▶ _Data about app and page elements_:
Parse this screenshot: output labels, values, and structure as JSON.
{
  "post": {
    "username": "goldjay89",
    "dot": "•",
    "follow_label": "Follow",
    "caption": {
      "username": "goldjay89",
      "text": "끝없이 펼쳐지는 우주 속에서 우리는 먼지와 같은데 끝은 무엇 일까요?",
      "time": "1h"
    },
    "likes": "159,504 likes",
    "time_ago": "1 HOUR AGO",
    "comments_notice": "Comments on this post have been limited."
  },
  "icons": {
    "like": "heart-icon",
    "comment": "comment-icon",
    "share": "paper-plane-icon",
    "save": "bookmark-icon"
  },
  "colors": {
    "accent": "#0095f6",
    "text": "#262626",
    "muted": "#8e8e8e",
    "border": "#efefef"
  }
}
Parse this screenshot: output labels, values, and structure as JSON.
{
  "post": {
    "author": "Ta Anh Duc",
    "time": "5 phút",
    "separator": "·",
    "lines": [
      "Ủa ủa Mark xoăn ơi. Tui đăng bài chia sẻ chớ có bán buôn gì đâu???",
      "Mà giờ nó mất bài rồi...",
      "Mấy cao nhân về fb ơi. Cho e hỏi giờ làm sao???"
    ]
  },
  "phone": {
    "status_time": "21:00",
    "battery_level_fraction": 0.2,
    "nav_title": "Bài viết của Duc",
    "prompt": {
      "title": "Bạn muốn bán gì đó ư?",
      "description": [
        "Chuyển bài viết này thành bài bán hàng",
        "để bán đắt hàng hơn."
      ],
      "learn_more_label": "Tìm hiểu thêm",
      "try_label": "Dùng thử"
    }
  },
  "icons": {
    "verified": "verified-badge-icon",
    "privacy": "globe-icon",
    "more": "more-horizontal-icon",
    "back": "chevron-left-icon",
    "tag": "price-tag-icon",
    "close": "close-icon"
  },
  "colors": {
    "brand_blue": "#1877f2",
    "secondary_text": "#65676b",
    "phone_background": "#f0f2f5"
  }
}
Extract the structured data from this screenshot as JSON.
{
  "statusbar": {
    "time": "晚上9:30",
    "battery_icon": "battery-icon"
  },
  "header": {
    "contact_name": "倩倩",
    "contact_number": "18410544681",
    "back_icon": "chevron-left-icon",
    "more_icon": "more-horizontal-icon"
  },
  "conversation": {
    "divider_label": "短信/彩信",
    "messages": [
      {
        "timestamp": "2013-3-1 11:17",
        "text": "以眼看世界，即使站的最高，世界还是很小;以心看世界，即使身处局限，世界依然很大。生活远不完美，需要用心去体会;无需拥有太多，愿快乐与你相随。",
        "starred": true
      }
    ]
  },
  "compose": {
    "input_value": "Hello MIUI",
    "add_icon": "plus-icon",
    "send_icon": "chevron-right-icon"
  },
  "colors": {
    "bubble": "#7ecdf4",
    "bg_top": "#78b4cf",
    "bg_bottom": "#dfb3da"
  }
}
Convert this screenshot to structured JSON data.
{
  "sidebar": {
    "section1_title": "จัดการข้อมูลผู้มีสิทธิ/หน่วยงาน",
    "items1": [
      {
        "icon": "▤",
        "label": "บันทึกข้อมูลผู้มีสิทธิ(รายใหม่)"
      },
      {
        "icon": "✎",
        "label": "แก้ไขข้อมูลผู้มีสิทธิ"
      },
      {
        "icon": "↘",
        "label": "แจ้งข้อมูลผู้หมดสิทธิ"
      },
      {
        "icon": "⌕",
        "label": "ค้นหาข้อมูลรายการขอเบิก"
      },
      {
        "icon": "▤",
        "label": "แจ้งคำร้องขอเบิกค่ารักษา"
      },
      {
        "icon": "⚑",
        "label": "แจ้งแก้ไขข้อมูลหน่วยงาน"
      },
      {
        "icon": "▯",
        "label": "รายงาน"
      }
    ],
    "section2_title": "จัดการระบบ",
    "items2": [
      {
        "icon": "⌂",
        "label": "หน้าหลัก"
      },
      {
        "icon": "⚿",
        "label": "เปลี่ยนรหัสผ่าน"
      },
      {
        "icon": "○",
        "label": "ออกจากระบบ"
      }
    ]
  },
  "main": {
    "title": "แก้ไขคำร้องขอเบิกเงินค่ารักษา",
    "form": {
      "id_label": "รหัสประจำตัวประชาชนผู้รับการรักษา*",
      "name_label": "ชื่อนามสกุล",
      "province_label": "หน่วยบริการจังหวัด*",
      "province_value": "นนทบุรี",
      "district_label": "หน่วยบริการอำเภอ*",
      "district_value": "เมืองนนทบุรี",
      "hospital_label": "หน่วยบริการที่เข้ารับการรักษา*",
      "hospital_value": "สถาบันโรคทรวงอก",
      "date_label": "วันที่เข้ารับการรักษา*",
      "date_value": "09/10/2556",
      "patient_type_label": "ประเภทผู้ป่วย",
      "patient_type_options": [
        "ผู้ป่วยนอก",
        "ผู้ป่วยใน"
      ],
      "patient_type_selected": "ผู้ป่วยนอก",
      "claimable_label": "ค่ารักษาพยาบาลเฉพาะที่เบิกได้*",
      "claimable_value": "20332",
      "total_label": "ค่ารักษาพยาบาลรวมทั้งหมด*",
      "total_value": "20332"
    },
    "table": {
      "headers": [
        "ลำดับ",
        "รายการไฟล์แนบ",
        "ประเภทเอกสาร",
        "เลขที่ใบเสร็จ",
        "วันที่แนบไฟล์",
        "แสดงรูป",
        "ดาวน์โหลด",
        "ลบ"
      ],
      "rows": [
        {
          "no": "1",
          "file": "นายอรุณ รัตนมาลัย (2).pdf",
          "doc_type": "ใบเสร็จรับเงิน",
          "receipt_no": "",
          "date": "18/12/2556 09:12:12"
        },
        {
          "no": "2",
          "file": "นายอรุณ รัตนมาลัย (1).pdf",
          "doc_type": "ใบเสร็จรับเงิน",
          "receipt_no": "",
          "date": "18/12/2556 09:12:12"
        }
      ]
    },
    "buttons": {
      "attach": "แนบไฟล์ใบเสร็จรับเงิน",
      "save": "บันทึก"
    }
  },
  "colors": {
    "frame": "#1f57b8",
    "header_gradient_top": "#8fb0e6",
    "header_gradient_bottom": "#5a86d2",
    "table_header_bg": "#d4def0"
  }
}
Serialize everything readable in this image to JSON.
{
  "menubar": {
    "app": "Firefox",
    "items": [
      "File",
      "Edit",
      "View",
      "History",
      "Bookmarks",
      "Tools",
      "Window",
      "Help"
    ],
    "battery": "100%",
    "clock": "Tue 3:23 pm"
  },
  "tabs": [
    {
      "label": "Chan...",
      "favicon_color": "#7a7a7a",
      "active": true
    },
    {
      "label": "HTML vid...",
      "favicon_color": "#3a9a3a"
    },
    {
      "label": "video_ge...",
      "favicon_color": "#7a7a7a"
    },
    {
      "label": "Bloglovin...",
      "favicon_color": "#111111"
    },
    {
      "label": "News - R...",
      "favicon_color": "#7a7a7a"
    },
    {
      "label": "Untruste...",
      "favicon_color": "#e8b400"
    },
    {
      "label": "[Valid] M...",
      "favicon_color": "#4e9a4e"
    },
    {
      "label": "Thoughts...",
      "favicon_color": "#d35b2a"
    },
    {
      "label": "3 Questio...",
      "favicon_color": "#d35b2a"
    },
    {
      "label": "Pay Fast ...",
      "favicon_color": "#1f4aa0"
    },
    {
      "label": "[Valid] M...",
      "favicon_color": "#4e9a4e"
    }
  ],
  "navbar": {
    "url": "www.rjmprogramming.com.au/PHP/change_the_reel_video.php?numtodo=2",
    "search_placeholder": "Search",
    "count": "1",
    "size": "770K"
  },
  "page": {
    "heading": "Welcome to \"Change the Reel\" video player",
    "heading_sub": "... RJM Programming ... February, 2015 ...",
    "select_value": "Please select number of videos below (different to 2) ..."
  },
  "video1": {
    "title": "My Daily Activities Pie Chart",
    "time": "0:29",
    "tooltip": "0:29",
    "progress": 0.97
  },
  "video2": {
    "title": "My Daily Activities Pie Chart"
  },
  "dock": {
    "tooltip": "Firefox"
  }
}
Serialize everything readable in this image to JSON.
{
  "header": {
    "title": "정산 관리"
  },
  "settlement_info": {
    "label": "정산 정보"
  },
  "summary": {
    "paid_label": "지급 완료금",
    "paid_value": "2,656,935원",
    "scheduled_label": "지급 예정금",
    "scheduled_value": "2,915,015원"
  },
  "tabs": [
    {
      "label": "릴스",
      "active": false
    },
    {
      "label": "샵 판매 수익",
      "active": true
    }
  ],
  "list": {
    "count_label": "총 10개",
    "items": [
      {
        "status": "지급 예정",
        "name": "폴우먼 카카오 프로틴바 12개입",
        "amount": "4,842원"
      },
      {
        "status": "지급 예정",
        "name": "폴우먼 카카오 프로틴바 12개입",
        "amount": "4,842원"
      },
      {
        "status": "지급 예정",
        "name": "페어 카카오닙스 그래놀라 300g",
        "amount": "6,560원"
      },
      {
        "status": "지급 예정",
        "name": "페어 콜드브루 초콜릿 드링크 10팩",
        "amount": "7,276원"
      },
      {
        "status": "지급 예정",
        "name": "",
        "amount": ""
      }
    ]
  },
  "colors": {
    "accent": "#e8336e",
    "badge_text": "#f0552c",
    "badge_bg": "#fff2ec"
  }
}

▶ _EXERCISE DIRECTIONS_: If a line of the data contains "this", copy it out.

▶ _WRITTEN ANSWER_:
Parse this screenshot: output labels, values, and structure as JSON.
    "comments_notice": "Comments on this post have been limited."
Parse this screenshot: output labels, values, and structure as JSON.
Extract the structured data from this screenshot as JSON.
Convert this screenshot to structured JSON data.
Serialize everything readable in this image to JSON.
Serialize everything readable in this image to JSON.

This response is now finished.